To put this right I purchased a Wordsworth edition of “The Complete Four Just Men” at a bargain price, a weighty tome which features not only his 1905 publication but the other five works about his creations which he continued to revisit sporadically until 1928’s “Again The Three”.
Looking at this sizeable volume I have decided probably the only way I would get through it at this time is to fit in a Wallace novel between other books I want to read, so I’m starting here with the title work, which is actually more of a novella coming in at just over 100 (although in quite dense print) pages.

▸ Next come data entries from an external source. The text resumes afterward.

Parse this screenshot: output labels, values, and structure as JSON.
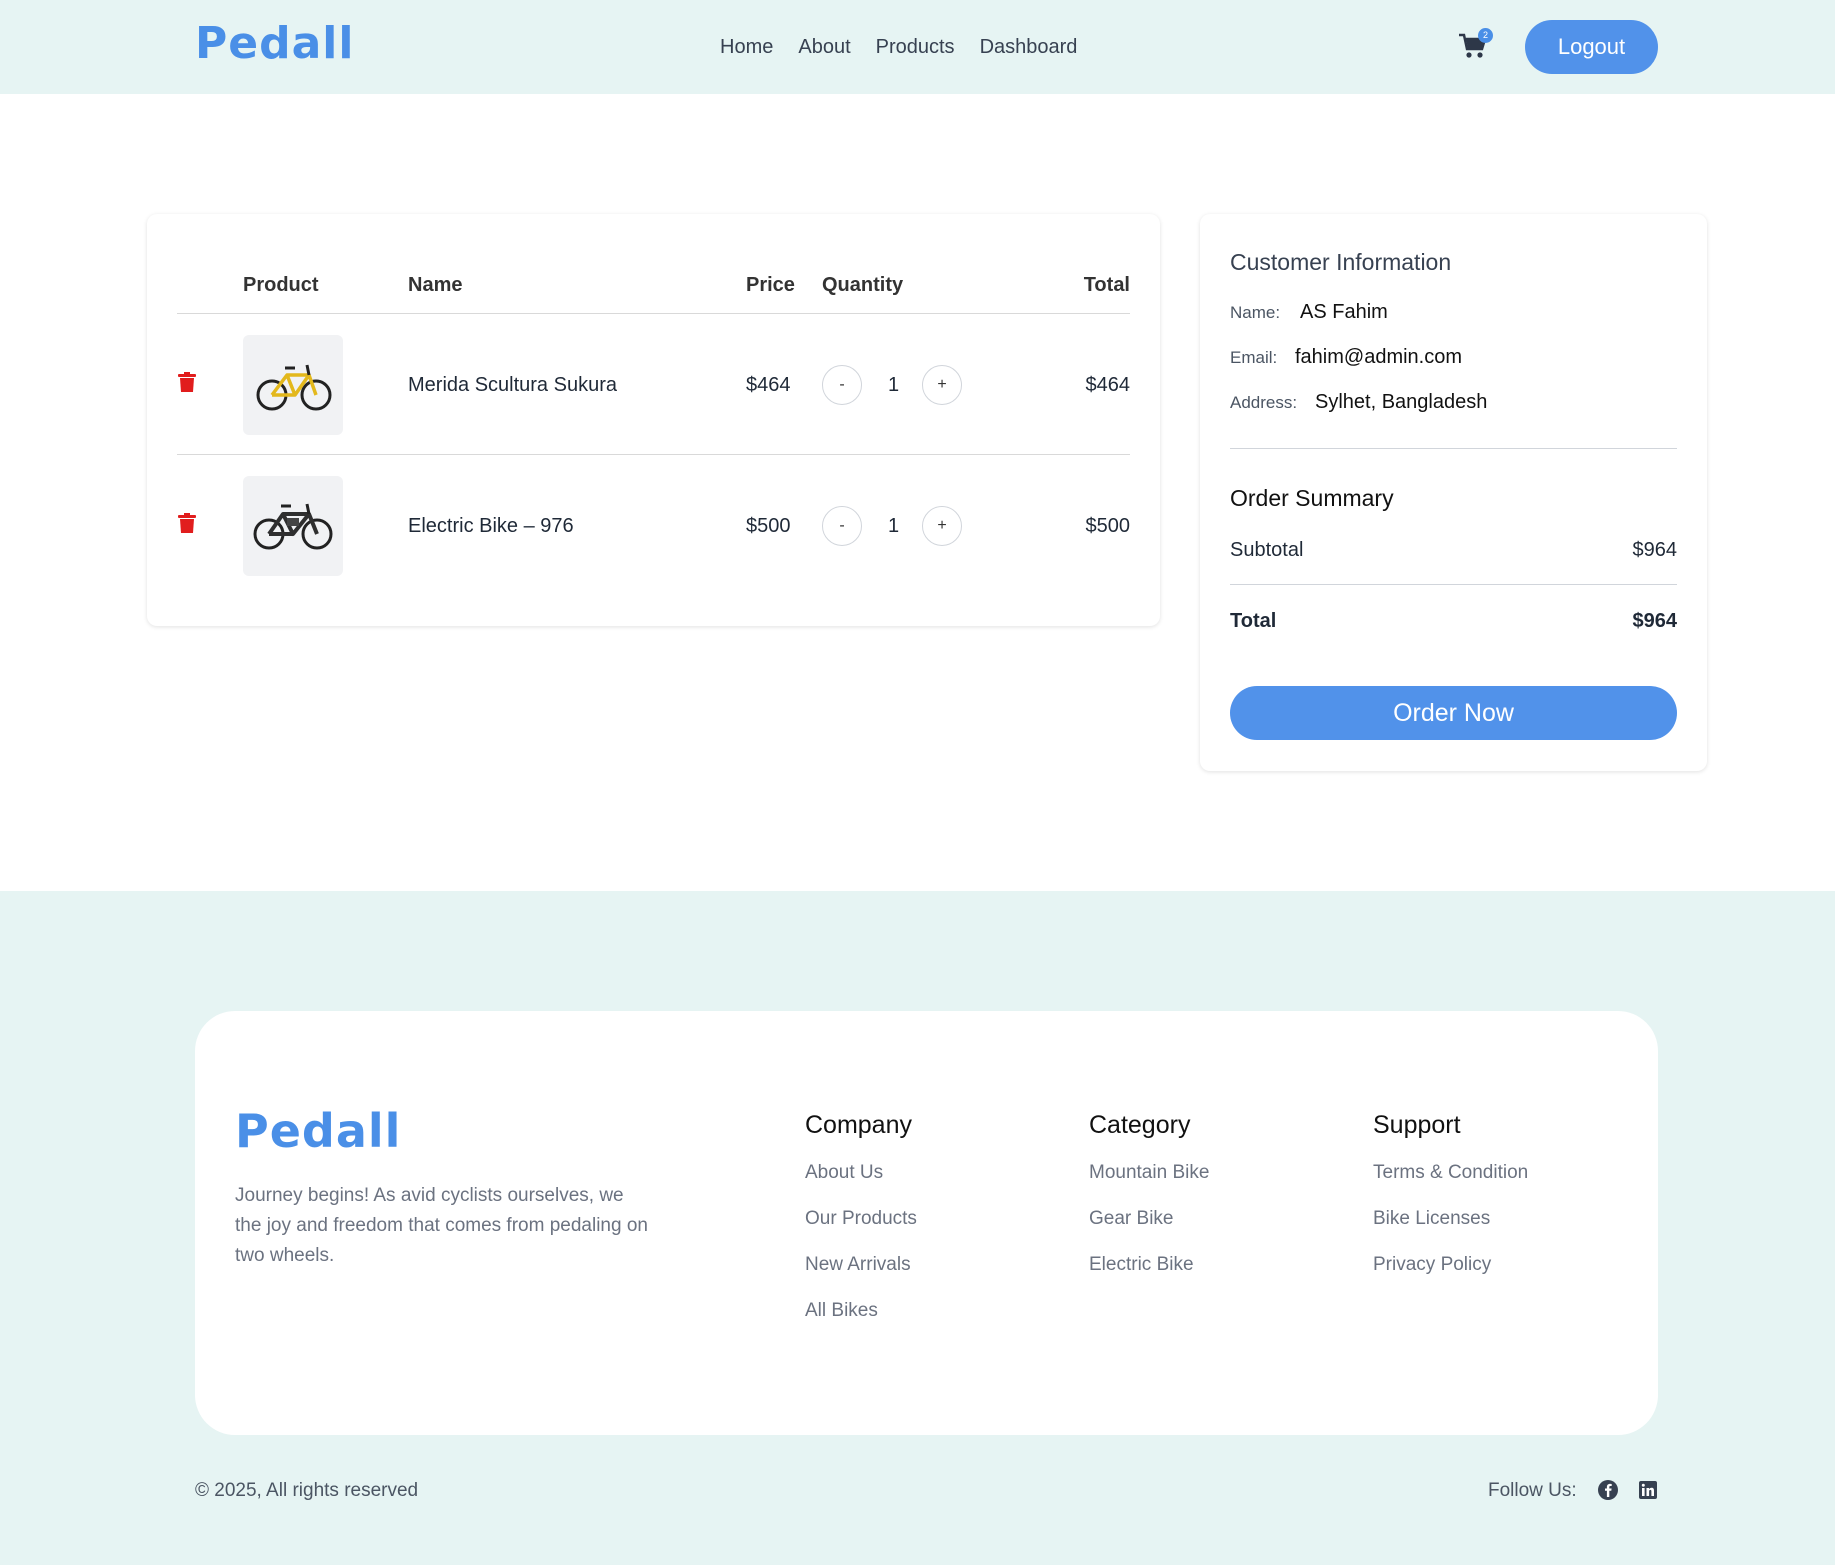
{
  "header": {
    "logo": "Pedall",
    "nav": [
      "Home",
      "About",
      "Products",
      "Dashboard"
    ],
    "cart_count": "2",
    "logout_label": "Logout"
  },
  "cart": {
    "columns": {
      "product": "Product",
      "name": "Name",
      "price": "Price",
      "quantity": "Quantity",
      "total": "Total"
    },
    "items": [
      {
        "name": "Merida Scultura Sukura",
        "price": "$464",
        "qty": "1",
        "total": "$464",
        "minus": "-",
        "plus": "+",
        "frame_color": "#e3b81c"
      },
      {
        "name": "Electric Bike – 976",
        "price": "$500",
        "qty": "1",
        "total": "$500",
        "minus": "-",
        "plus": "+",
        "frame_color": "#2f2f2f"
      }
    ]
  },
  "customer": {
    "title": "Customer Information",
    "name_label": "Name:",
    "name": "AS Fahim",
    "email_label": "Email:",
    "email": "fahim@admin.com",
    "address_label": "Address:",
    "address": "Sylhet, Bangladesh"
  },
  "summary": {
    "title": "Order Summary",
    "subtotal_label": "Subtotal",
    "subtotal": "$964",
    "total_label": "Total",
    "total": "$964",
    "order_label": "Order Now"
  },
  "footer": {
    "logo": "Pedall",
    "about": "Journey begins! As avid cyclists ourselves, we the joy and freedom that comes from pedaling on two wheels.",
    "columns": [
      {
        "title": "Company",
        "links": [
          "About Us",
          "Our Products",
          "New Arrivals",
          "All Bikes"
        ]
      },
      {
        "title": "Category",
        "links": [
          "Mountain Bike",
          "Gear Bike",
          "Electric Bike"
        ]
      },
      {
        "title": "Support",
        "links": [
          "Terms & Condition",
          "Bike Licenses",
          "Privacy Policy"
        ]
      }
    ],
    "copyright": "© 2025, All rights reserved",
    "follow": "Follow Us:",
    "social_icons": [
      "facebook-icon",
      "linkedin-icon"
    ]
  },
  "colors": {
    "accent": "#5192ea",
    "header_bg": "#e6f4f3",
    "danger": "#e11d1d"
  }
}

I fully expected an action tale full of valiant deeds and derring-dos but the Four Just Men of the title can best be described nowadays as terrorists, a quartet of men who take the law into their own hands and operate their system of justice internationally dispatching those they consider to have done wrong. When I started this novel it did remind me in terms of style of G K Chesterton’s “The Man Who Was Thursday”, a novel I really didn’t get on with at all. I think that this was because it also dates from the first decade of the twentieth century (1907) and that was how popular fiction was written in those days. This is a much more entertaining work.
There’s far less going on in terms of sub-plot than I would have imagined. The British Foreign Secretay is on the verge of bringing in a law (the details of which I’m rather vague on and which probably don’t matter) which The Four Just Men, originally in their hideout in Spain do not agree with and the politician’s life is threatened if he does not drop the issue. The location shifts to London and becomes a how-will-they-do it type novel.
Edgar Wallace got much publicity for this by offering a £500 reward for readers who could work out what was going on when it was serialised in The Daily Mail for whom Wallace worked at the time. A slip up in the small print meant that everyone who guessed correctly would get the money and people began to guess correctly in larger numbers than anticipated. This meant Wallace had to borrow money to save face with his employers and had to sell a lot of copies to break even. I’ve read the whole book and I’m not really sure if I got the “how will they do it?” part at all.
I did, however, very much enjoy the tension of the police pitted against the inscrutable Four and the sense of time running out for the Foreign Secretary. You get the feeling that The Four Just Men would soon sort out Brexit! As they made their escape at the end of the novel (not a plot spoiler as I’ve already told you there are five more in the series) I found myself looking forward to what they will get up to next. In the style of the best Edwardian serialisations this is….To Be Continued…
The Four Just Men was originally published in 1905. I read the 2012 Wordsworth paperback compendium “The Complete Four Just Men”